Those initiatives are divided into four categories: education, orchestral excellence, innovation and sustainability. Of the four, McGuire singled out sustainability as particularly important. “That speaks to the organization’s future,” she says. “We wanted to create a cash buffer for the organization, so that we can withstand unforeseen or un-controllable circumstances.”
The current political climate in Washington, D.C., may be creating an immediate need. “We’ve written grants to the National Endowment for the Arts (NEA) and received them for many years,” she says. “We applied in 2016 and received a letter from the NEA that said, ‘We don’t know that we can award grants. The future of the NEA is uncertain, so please be patient.’”
In addition to the early success of the Campaign for our Future, McGuire says “there are many other positive things that have been happening. We’ve had a substantial uptick in the amount of grants that we’ve not only applied for but that we’ve received in the past year—and I give Melissa (Fathman) credit for this.
“And I would say too, our sales for the festival are 30% greater than they were at this time last year. So there are a lot of things that contribute to rebuilding (the financial stability of CMF/CMA).”
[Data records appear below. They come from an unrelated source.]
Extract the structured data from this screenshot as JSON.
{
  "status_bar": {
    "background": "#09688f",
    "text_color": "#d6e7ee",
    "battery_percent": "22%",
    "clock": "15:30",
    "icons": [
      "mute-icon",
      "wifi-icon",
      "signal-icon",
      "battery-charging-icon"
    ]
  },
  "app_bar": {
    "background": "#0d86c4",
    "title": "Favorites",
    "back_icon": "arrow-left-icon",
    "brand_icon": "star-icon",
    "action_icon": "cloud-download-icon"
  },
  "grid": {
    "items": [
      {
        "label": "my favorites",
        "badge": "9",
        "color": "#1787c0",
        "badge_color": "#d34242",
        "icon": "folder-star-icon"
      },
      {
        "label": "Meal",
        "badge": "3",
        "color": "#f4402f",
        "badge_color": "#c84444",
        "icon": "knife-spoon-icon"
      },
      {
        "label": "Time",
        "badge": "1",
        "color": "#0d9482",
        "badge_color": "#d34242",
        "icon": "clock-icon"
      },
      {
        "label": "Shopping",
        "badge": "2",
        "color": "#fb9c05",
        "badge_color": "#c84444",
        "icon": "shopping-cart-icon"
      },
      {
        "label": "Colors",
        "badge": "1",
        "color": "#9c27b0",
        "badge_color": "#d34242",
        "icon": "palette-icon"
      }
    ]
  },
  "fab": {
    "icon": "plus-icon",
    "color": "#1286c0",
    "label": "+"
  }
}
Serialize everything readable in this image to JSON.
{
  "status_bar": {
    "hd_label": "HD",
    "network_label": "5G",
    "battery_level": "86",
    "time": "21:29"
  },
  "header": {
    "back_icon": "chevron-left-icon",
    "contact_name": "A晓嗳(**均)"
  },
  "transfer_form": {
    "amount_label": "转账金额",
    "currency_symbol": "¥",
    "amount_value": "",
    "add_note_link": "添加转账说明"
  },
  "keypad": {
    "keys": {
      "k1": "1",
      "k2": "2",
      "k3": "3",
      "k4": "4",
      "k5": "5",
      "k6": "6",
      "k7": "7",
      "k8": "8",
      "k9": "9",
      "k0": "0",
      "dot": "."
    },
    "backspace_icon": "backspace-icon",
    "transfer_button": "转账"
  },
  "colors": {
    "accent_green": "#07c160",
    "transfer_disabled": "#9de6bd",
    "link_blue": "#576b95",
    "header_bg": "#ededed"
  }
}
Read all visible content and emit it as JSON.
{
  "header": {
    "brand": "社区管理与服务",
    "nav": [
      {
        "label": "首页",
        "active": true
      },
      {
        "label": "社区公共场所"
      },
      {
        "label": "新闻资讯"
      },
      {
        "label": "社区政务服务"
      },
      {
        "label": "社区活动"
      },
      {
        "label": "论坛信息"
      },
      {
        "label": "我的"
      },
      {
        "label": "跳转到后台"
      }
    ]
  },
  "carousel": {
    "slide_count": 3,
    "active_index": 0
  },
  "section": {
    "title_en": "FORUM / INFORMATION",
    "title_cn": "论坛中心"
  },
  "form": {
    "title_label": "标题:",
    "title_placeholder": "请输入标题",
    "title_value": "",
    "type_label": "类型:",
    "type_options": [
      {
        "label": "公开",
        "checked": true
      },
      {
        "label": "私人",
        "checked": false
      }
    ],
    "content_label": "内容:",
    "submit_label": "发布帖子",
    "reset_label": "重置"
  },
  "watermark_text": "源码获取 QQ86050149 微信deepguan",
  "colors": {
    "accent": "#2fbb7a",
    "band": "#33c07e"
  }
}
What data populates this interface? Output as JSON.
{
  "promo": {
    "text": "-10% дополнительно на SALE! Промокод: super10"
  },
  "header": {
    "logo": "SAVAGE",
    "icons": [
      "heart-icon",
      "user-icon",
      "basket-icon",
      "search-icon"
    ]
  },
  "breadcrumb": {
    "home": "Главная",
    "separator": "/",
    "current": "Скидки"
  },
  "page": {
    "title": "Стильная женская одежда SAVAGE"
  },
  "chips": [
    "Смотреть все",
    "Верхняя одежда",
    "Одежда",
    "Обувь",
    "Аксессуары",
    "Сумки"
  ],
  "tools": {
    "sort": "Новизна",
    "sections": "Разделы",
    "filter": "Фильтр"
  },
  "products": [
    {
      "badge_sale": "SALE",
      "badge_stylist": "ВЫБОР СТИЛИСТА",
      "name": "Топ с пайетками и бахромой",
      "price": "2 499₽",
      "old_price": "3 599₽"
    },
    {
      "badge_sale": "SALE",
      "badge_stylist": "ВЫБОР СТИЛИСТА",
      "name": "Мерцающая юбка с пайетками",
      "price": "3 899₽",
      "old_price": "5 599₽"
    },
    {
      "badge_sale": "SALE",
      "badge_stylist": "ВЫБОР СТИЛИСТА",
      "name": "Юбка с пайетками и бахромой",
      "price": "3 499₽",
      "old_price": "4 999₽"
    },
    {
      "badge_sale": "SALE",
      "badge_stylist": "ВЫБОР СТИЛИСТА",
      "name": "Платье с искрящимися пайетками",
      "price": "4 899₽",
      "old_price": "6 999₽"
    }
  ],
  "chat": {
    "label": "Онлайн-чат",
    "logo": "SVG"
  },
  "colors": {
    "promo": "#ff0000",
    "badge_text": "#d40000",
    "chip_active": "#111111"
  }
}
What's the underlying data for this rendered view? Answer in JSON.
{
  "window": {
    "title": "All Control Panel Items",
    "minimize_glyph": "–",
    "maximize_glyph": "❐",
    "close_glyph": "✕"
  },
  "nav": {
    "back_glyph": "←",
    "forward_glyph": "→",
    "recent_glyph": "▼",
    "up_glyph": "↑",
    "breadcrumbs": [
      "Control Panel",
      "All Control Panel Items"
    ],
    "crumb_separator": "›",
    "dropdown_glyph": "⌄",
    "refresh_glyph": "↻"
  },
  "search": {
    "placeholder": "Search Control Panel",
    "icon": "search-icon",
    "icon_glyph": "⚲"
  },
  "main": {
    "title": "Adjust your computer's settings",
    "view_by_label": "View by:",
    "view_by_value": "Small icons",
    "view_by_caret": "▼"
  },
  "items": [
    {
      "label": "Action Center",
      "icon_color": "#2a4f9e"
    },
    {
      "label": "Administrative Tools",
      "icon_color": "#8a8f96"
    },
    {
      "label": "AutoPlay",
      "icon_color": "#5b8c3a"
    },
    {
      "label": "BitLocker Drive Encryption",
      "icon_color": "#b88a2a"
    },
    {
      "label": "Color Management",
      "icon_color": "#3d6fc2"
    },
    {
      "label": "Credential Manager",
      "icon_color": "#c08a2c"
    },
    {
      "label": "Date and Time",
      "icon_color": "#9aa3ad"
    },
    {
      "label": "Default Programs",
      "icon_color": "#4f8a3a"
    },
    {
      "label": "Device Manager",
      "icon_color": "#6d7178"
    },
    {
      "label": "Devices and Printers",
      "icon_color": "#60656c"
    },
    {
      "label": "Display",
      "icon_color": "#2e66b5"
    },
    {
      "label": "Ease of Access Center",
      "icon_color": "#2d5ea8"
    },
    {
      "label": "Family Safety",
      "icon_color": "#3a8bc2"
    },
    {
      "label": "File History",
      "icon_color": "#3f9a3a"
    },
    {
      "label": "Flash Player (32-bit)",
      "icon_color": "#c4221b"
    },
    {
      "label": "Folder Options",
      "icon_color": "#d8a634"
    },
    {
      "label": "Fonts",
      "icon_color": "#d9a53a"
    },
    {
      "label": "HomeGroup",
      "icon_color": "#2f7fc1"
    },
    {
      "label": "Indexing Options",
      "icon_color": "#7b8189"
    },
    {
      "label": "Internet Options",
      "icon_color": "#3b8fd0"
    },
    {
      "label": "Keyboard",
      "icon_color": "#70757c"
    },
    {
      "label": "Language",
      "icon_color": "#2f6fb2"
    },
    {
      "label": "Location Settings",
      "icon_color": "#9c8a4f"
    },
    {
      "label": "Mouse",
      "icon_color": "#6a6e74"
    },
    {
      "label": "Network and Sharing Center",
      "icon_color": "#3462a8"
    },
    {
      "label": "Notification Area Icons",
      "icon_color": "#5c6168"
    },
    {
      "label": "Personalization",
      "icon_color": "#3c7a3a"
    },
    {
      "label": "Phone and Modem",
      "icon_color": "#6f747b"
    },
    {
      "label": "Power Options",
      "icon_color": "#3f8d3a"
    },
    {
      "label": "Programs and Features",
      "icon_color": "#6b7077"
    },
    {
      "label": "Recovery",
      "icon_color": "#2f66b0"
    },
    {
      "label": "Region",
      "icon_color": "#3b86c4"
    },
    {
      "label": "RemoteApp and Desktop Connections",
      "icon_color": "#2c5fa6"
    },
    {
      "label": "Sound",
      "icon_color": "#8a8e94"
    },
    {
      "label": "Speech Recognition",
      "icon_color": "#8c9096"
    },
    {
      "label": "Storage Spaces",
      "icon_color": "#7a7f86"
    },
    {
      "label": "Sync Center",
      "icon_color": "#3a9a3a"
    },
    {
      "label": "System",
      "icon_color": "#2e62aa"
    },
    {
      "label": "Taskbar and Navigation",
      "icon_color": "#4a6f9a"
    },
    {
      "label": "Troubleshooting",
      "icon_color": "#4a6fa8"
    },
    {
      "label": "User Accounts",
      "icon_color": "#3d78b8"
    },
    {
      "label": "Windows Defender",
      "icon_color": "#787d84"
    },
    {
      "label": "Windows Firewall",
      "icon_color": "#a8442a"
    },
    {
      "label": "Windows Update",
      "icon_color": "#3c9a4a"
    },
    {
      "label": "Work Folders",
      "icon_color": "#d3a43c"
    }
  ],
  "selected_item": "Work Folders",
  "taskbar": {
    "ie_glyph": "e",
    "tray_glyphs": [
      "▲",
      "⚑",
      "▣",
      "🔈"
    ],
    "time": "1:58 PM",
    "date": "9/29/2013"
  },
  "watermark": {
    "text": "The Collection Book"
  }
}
You can learn more and make a contribution to the CMF/CMA Campaign for our Future and their “Support Us” Web page.